Invest time in writing your thesis statement—it’s the main idea of your paper, from which everything else flows. Without a well-thought-out thesis statement, your paper is likely to end up jumbled and with an unclear purpose.
When you’re finished with your final paper, do the final adjustments as needed. Read it as many times as you want and even ask a friend or professor to go through it and give out their opinion.
You can find articles testifying that all three of the previous claims are true; however, when you dig deeper, it’s clear that they’re not. Just because you find one article stating that something is true, that does not necessarily mean it is a proven fact that you can use in your research.
Now that you understand what you’ve been asked to do, have chosen a topic that fits the assignment, and have researched and organized that research, you’re ready to articulate your own opinion, argument, or assertion.
When writing a research paper for a teacher or professor, it is important to step back and think about why they asked you to write this essay in the first place.

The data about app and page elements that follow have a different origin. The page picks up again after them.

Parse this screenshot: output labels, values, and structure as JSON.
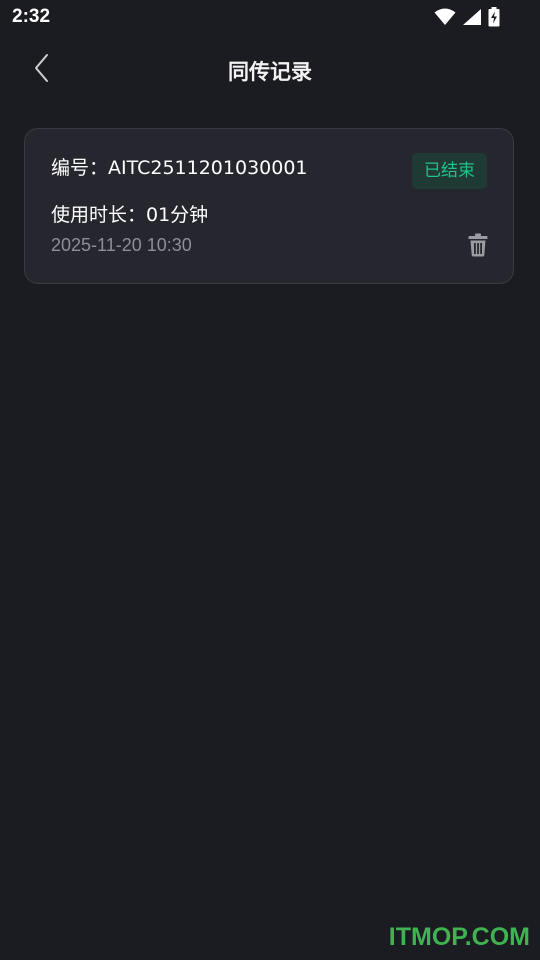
{
  "status_bar": {
    "time": "2:32",
    "icons": [
      "wifi-icon",
      "signal-icon",
      "battery-charging-icon"
    ]
  },
  "header": {
    "back_icon": "chevron-left-icon",
    "title": "同传记录"
  },
  "records": [
    {
      "number_label": "编号：AITC2511201030001",
      "status": "已结束",
      "duration_label": "使用时长：01分钟",
      "datetime": "2025-11-20 10:30",
      "delete_icon": "trash-icon"
    }
  ],
  "colors": {
    "background": "#1b1b22",
    "card": "#26272e",
    "status_text": "#1fc48a",
    "status_bg": "#1f3a34",
    "muted_text": "#8d8e96"
  },
  "watermark": "ITMOP.COM"
}
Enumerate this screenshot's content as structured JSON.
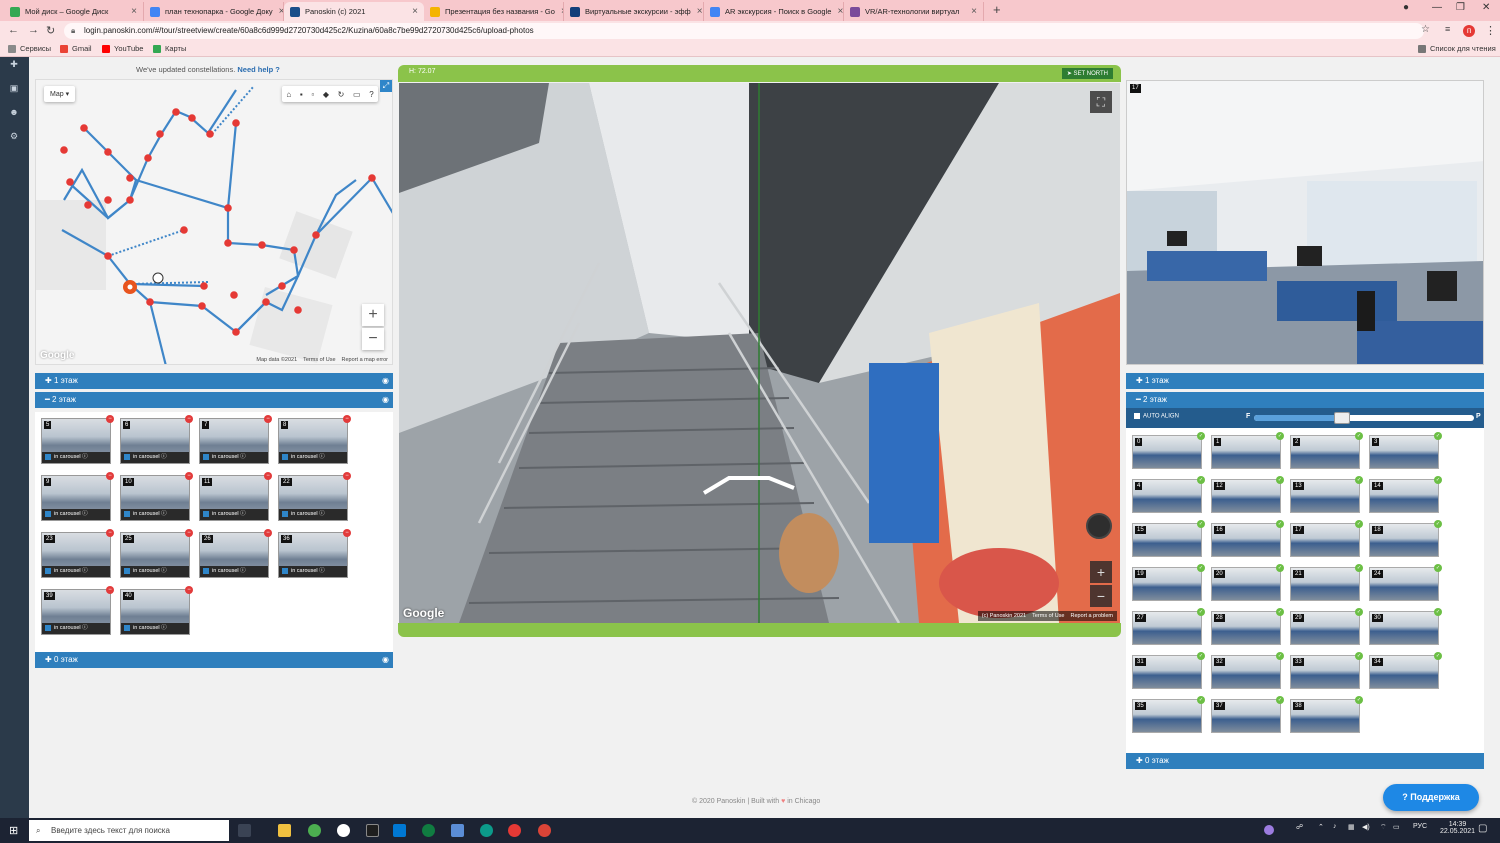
{
  "browser": {
    "tabs": [
      {
        "title": "Мой диск – Google Диск",
        "color": "#34a853"
      },
      {
        "title": "план технопарка - Google Доку",
        "color": "#4285f4"
      },
      {
        "title": "Panoskin (c) 2021",
        "color": "#1a4f8a"
      },
      {
        "title": "Презентация без названия - Go",
        "color": "#f4b400"
      },
      {
        "title": "Виртуальные экскурсии - эфф",
        "color": "#123e7a"
      },
      {
        "title": "AR экскурсия - Поиск в Google",
        "color": "#4285f4"
      },
      {
        "title": "VR/AR-технологии виртуал",
        "color": "#7a4b9a"
      }
    ],
    "url": "login.panoskin.com/#/tour/streetview/create/60a8c6d999d2720730d425c2/Kuzina/60a8c7be99d2720730d425c6/upload-photos",
    "bookmarks": [
      "Сервисы",
      "Gmail",
      "YouTube",
      "Карты"
    ],
    "reading_list": "Список для чтения",
    "profile": "п"
  },
  "notice": {
    "text": "We've updated constellations.",
    "link": "Need help"
  },
  "map": {
    "type_label": "Map",
    "google_label": "Google",
    "footer": [
      "Map data ©2021",
      "Terms of Use",
      "Report a map error"
    ],
    "zoom_in": "+",
    "zoom_out": "−"
  },
  "left_sections": {
    "floor1": "1 этаж",
    "floor2": "2 этаж",
    "floor0": "0 этаж"
  },
  "left_thumbs": [
    {
      "num": "5"
    },
    {
      "num": "6"
    },
    {
      "num": "7"
    },
    {
      "num": "8"
    },
    {
      "num": "9"
    },
    {
      "num": "10"
    },
    {
      "num": "11"
    },
    {
      "num": "22"
    },
    {
      "num": "23"
    },
    {
      "num": "25"
    },
    {
      "num": "26"
    },
    {
      "num": "36"
    },
    {
      "num": "39"
    },
    {
      "num": "40"
    }
  ],
  "carousel_label": "in carousel",
  "pano": {
    "heading": "H: 72.07",
    "set_north": "SET NORTH",
    "google_label": "Google",
    "footer": [
      "(c) Panoskin 2021",
      "Terms of Use",
      "Report a problem"
    ]
  },
  "preview": {
    "num": "17"
  },
  "right_sections": {
    "floor1": "1 этаж",
    "floor2": "2 этаж",
    "floor0": "0 этаж",
    "auto_align": "AUTO ALIGN",
    "slider_left": "F",
    "slider_right": "P",
    "slider_value": 0.4
  },
  "right_thumbs": [
    {
      "num": "0"
    },
    {
      "num": "1"
    },
    {
      "num": "2"
    },
    {
      "num": "3"
    },
    {
      "num": "4"
    },
    {
      "num": "12"
    },
    {
      "num": "13"
    },
    {
      "num": "14"
    },
    {
      "num": "15"
    },
    {
      "num": "16"
    },
    {
      "num": "17"
    },
    {
      "num": "18"
    },
    {
      "num": "19"
    },
    {
      "num": "20"
    },
    {
      "num": "21"
    },
    {
      "num": "24"
    },
    {
      "num": "27"
    },
    {
      "num": "28"
    },
    {
      "num": "29"
    },
    {
      "num": "30"
    },
    {
      "num": "31"
    },
    {
      "num": "32"
    },
    {
      "num": "33"
    },
    {
      "num": "34"
    },
    {
      "num": "35"
    },
    {
      "num": "37"
    },
    {
      "num": "38"
    }
  ],
  "footer": {
    "text": "© 2020 Panoskin | Built with",
    "city": "in Chicago"
  },
  "support": "Поддержка",
  "taskbar": {
    "search_placeholder": "Введите здесь текст для поиска",
    "lang": "РУС",
    "time": "14:39",
    "date": "22.05.2021"
  }
}
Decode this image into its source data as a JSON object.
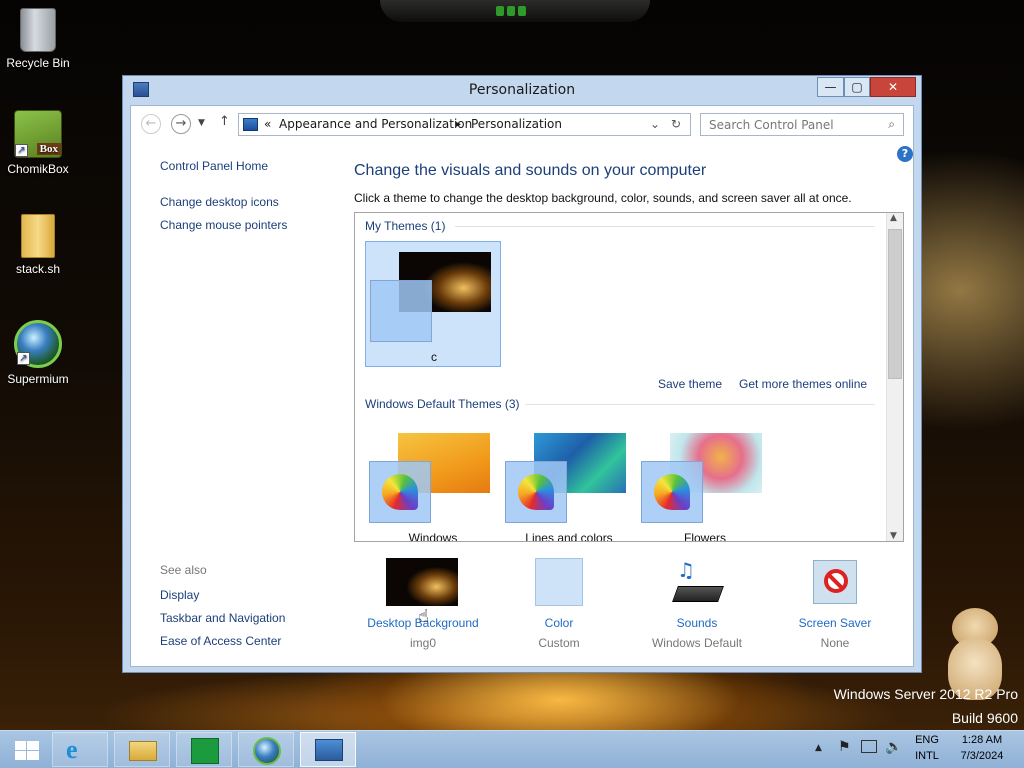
{
  "desktop": {
    "icons": [
      {
        "label": "Recycle Bin"
      },
      {
        "label": "ChomikBox",
        "badge": "Box"
      },
      {
        "label": "stack.sh"
      },
      {
        "label": "Supermium"
      }
    ],
    "watermark_line1": "Windows Server 2012 R2 Pro",
    "watermark_line2": "Build 9600"
  },
  "window": {
    "title": "Personalization",
    "controls": {
      "minimize": "—",
      "maximize": "▢",
      "close": "✕"
    },
    "address": {
      "prefix": "«",
      "crumb1": "Appearance and Personalization",
      "sep": "▸",
      "crumb2": "Personalization"
    },
    "search_placeholder": "Search Control Panel",
    "left_pane": {
      "home": "Control Panel Home",
      "links": [
        "Change desktop icons",
        "Change mouse pointers"
      ],
      "see_also_title": "See also",
      "see_also": [
        "Display",
        "Taskbar and Navigation",
        "Ease of Access Center"
      ]
    },
    "heading": "Change the visuals and sounds on your computer",
    "subheading": "Click a theme to change the desktop background, color, sounds, and screen saver all at once.",
    "my_themes": {
      "label": "My Themes (1)",
      "themes": [
        {
          "name": "c"
        }
      ],
      "save_theme": "Save theme",
      "get_more": "Get more themes online"
    },
    "default_themes": {
      "label": "Windows Default Themes (3)",
      "themes": [
        {
          "name": "Windows"
        },
        {
          "name": "Lines and colors"
        },
        {
          "name": "Flowers"
        }
      ]
    },
    "bottom": [
      {
        "title": "Desktop Background",
        "sub": "img0"
      },
      {
        "title": "Color",
        "sub": "Custom"
      },
      {
        "title": "Sounds",
        "sub": "Windows Default"
      },
      {
        "title": "Screen Saver",
        "sub": "None"
      }
    ]
  },
  "taskbar": {
    "lang1": "ENG",
    "lang2": "INTL",
    "time": "1:28 AM",
    "date": "7/3/2024"
  },
  "colors": {
    "accent_link": "#1f6bc5",
    "selected_theme": "#cce3fa",
    "taskbar": "#9dbde0"
  }
}
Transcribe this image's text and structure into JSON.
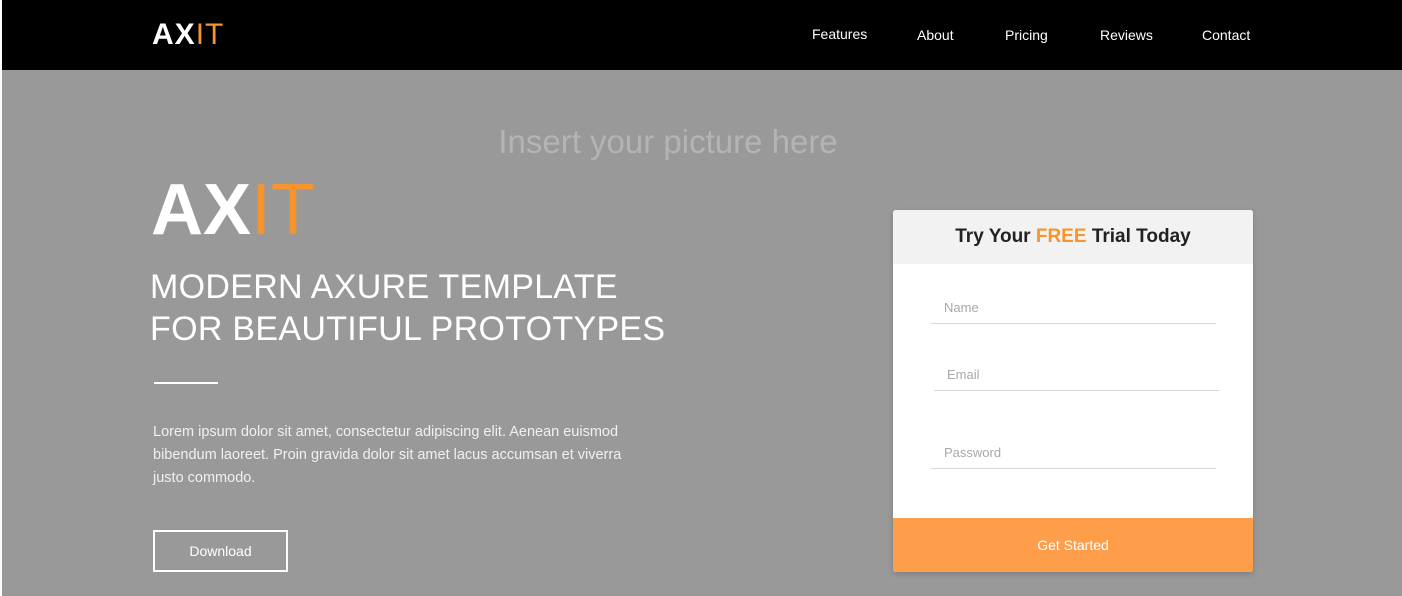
{
  "nav": {
    "logo": {
      "part1": "AX",
      "part2": "IT"
    },
    "items": [
      {
        "label": "Features"
      },
      {
        "label": "About"
      },
      {
        "label": "Pricing"
      },
      {
        "label": "Reviews"
      },
      {
        "label": "Contact"
      }
    ]
  },
  "hero": {
    "placeholder": "Insert your picture here",
    "logo": {
      "part1": "AX",
      "part2": "IT"
    },
    "headline_line1": "MODERN AXURE TEMPLATE",
    "headline_line2": "FOR BEAUTIFUL PROTOTYPES",
    "body": "Lorem ipsum dolor sit amet, consectetur adipiscing elit. Aenean euismod bibendum laoreet. Proin gravida dolor sit amet lacus accumsan et viverra justo commodo.",
    "download_label": "Download"
  },
  "trial_card": {
    "title_part1": "Try Your ",
    "title_highlight": "FREE",
    "title_part2": " Trial Today",
    "fields": {
      "name": {
        "placeholder": "Name",
        "value": ""
      },
      "email": {
        "placeholder": "Email",
        "value": ""
      },
      "password": {
        "placeholder": "Password",
        "value": ""
      }
    },
    "submit_label": "Get Started"
  },
  "colors": {
    "accent": "#f7942e",
    "button_accent": "#ff9e4a",
    "nav_background": "#000000",
    "hero_background": "#999999"
  }
}
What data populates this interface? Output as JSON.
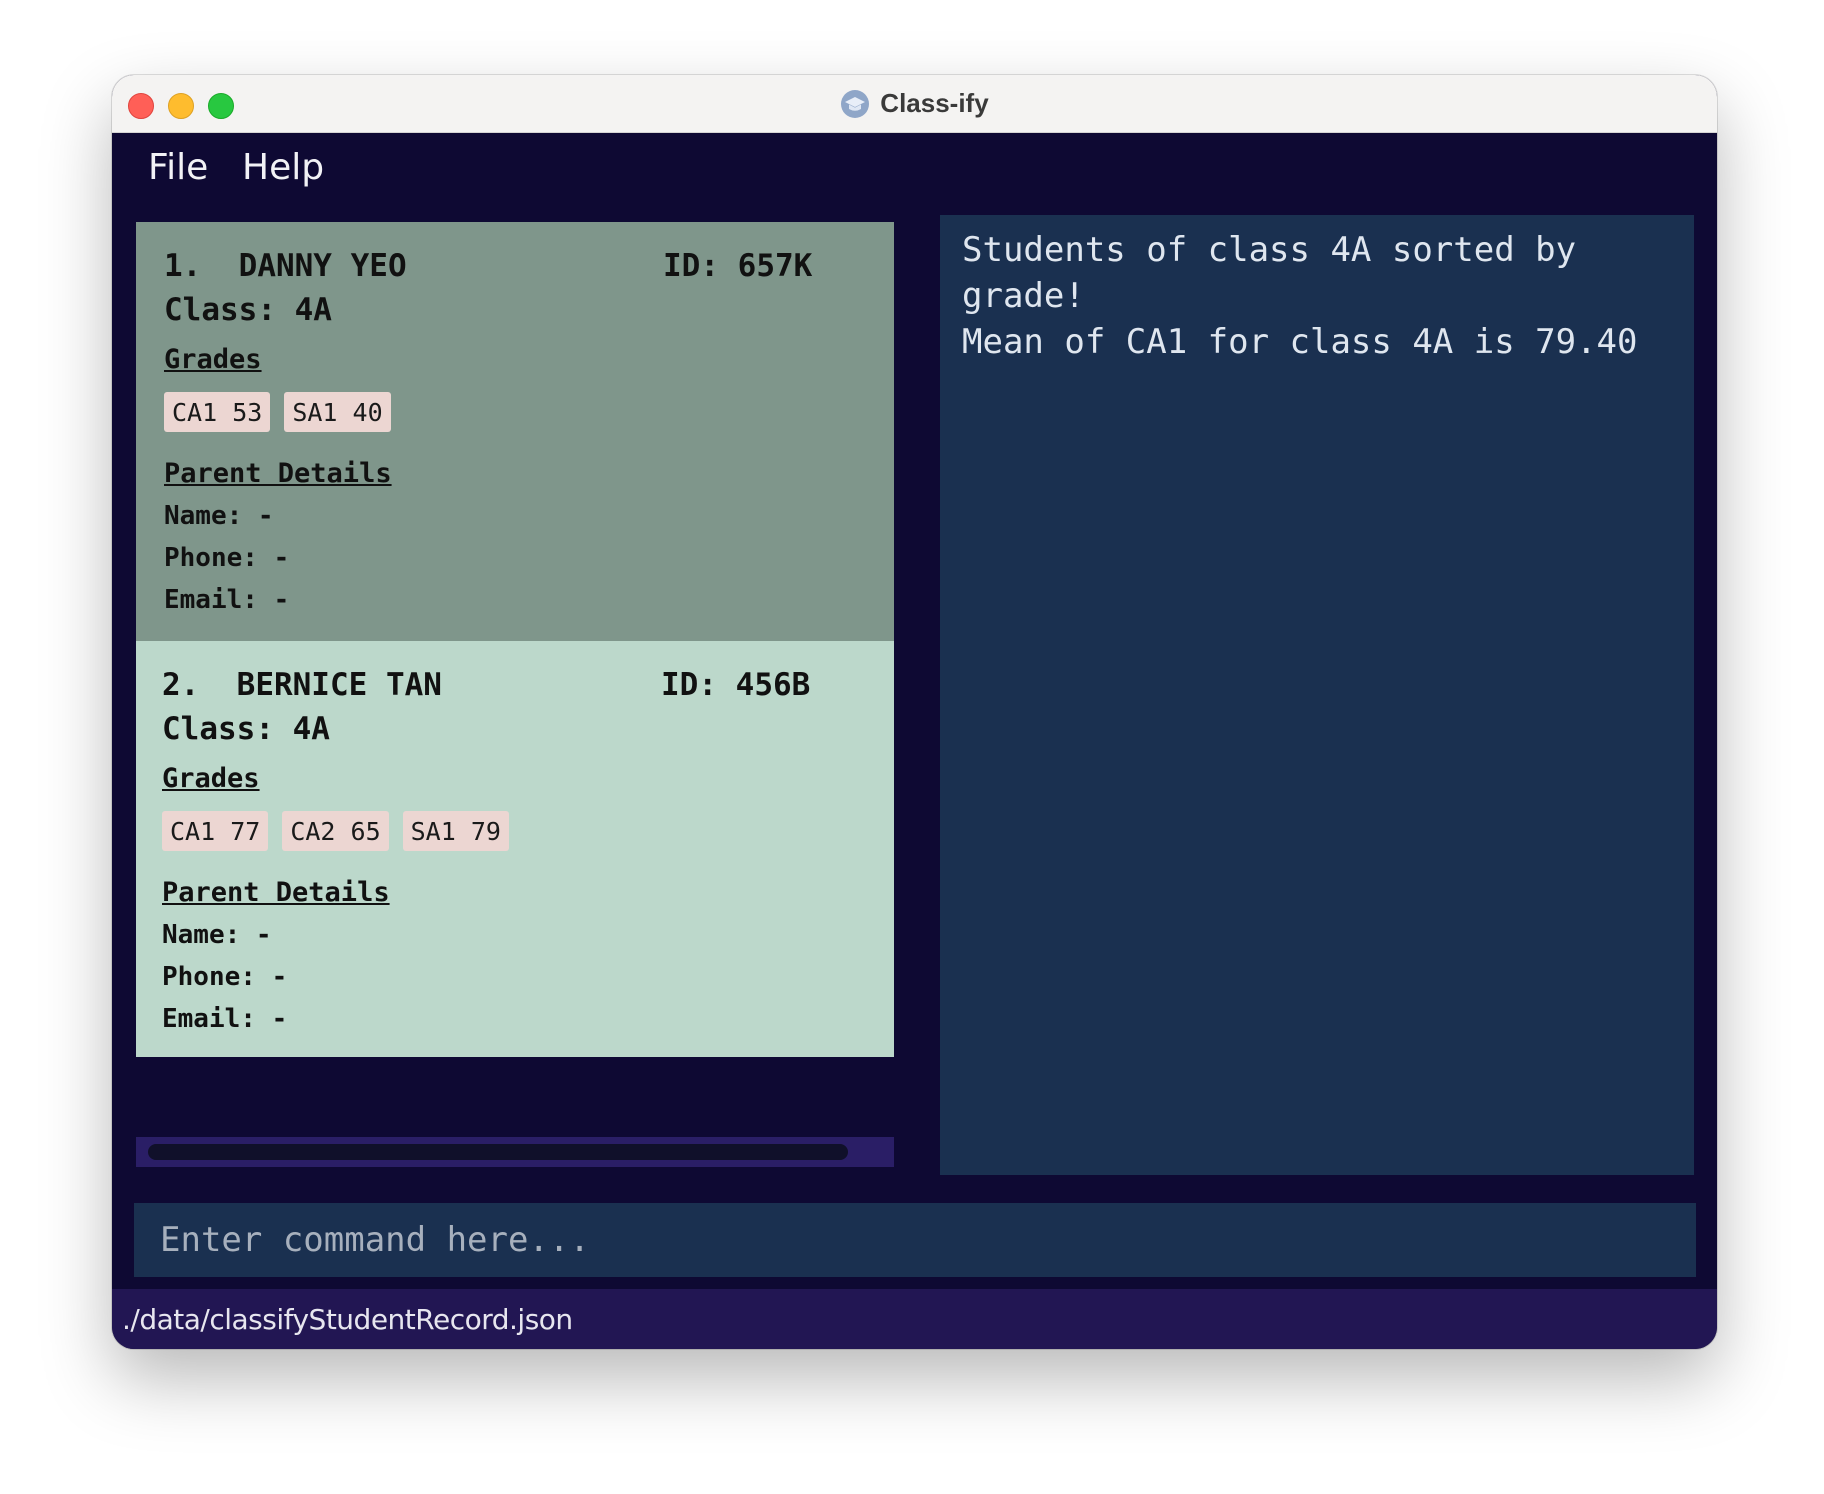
{
  "window": {
    "title": "Class-ify",
    "icon": "graduation-cap-icon"
  },
  "menu": {
    "items": [
      "File",
      "Help"
    ]
  },
  "students": [
    {
      "index_name": "1.  DANNY YEO",
      "id": "ID: 657K",
      "class": "Class: 4A",
      "grades_header": "Grades",
      "grades": [
        "CA1 53",
        "SA1 40"
      ],
      "parent_header": "Parent Details",
      "parent_name": "Name: -",
      "parent_phone": "Phone: -",
      "parent_email": "Email: -",
      "selected": true
    },
    {
      "index_name": "2.  BERNICE TAN",
      "id": "ID: 456B",
      "class": "Class: 4A",
      "grades_header": "Grades",
      "grades": [
        "CA1 77",
        "CA2 65",
        "SA1 79"
      ],
      "parent_header": "Parent Details",
      "parent_name": "Name: -",
      "parent_phone": "Phone: -",
      "parent_email": "Email: -",
      "selected": false
    }
  ],
  "result": {
    "text": "Students of class 4A sorted by grade!\nMean of CA1 for class 4A is 79.40"
  },
  "command": {
    "value": "",
    "placeholder": "Enter command here..."
  },
  "status": {
    "file_path": "./data/classifyStudentRecord.json"
  },
  "colors": {
    "window_bg": "#0e0933",
    "selected_card": "#7f968b",
    "card": "#bcd8cb",
    "tag": "#ecd6d2",
    "panel": "#1a3050",
    "status_bar": "#221653"
  }
}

More than likely, they are giving you an opportunity to learn something. Learning often involves trial-and-error, making mistakes, and asking lots of questions.